A recent study found that Facebook not only enables narcissistic tendencies, it encourages them. The study done at York University in Canada looked at 100 college-aged students, examined their personal Facebook page and rated their narcissistic tendencies. What the researchers learned about narcissism shouldn’t surprise us but it provides interesting insight to who is using Facebook and what void it may be filling.
This study shows that individuals who are more self-centered and who have lower self-esteem check their Facebook page more often than others with higher self-esteem and a lower narcissistic quality. They also tend to stay on their page longer, as well as display more self-promotional content. The men in this study generally focus on what they said in the “About Me” section, filling it with egocentric information. On the other hand, women tended to make sure that their profile picture was one in which they looked spectacular.
Since its launch in 2004, Facebook has grown to more than 750 million active users…that’s 750 million people “friending” others, updating their status’ on a regular basis and changing their profile picture as often as they want to. Facebook is built to help us stay in touch, but also to give and take information on our own terms. It allows us to post more flattering photos of ourselves and write any witty quip we can think of in our status update in hopes that our friends “like” or comment on our posts. The system itself is designed to aide self-promotion.

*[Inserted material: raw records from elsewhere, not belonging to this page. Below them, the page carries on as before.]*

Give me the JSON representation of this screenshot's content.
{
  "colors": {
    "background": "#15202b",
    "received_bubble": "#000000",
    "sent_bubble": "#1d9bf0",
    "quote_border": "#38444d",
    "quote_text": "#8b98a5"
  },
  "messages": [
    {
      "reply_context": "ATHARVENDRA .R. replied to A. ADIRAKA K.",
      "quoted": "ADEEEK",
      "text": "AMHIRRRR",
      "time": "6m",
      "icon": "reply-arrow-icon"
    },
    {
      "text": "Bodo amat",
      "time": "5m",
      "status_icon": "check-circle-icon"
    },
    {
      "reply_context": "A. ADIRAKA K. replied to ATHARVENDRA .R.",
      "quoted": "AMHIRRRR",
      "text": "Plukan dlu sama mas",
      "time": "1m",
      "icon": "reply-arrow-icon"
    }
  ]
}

As human beings, we crave attention and positive reinforcement for behaviors through others’ praise and acknowledgement. This craving can also create negative side effects such as becoming obsessed with whether someone “likes” a post and worrying when we don’t get the right amount of feedback. If you find yourself disappointed by anything related to Facebook, go for a walk, read a book, or just do something that doesn’t involve your computer to regain a positive state of mind.